About this task: The response must contain every line from the records below that has "dụng".
══════
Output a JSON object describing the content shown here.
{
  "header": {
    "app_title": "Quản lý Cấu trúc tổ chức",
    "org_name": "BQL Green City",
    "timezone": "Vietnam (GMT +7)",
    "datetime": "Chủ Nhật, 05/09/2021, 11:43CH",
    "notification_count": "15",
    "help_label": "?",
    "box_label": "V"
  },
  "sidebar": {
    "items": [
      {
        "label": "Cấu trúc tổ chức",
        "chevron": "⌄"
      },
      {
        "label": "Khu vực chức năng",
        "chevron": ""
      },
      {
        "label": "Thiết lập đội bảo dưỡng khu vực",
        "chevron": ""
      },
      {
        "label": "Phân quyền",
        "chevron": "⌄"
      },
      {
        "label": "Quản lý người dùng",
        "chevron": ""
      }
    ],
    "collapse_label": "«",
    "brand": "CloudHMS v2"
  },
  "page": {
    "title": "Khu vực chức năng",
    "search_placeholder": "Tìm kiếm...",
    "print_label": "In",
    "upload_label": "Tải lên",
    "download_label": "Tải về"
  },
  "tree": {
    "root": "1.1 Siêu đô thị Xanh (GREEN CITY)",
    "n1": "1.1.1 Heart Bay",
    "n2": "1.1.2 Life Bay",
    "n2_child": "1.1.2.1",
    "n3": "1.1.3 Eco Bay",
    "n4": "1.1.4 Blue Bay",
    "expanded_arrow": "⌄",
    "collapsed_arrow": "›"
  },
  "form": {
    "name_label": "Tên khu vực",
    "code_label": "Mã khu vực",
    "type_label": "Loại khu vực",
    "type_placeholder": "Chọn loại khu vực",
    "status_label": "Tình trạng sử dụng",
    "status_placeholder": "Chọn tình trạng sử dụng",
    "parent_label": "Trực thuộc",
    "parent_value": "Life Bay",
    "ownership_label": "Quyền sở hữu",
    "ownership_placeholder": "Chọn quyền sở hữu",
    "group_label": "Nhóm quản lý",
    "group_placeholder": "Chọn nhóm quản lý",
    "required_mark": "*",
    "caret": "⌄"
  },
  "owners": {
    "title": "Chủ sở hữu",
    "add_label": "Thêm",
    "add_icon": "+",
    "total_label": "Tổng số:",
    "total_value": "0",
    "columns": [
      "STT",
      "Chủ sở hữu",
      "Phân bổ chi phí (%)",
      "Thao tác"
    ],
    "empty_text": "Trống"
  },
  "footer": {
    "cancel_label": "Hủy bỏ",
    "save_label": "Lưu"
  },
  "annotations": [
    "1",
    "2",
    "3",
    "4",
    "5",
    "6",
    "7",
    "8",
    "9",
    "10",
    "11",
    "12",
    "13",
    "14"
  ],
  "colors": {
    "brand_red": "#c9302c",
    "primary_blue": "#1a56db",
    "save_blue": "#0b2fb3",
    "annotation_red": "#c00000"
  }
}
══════
Response below:
    "status_label": "Tình trạng sử dụng",
    "status_placeholder": "Chọn tình trạng sử dụng",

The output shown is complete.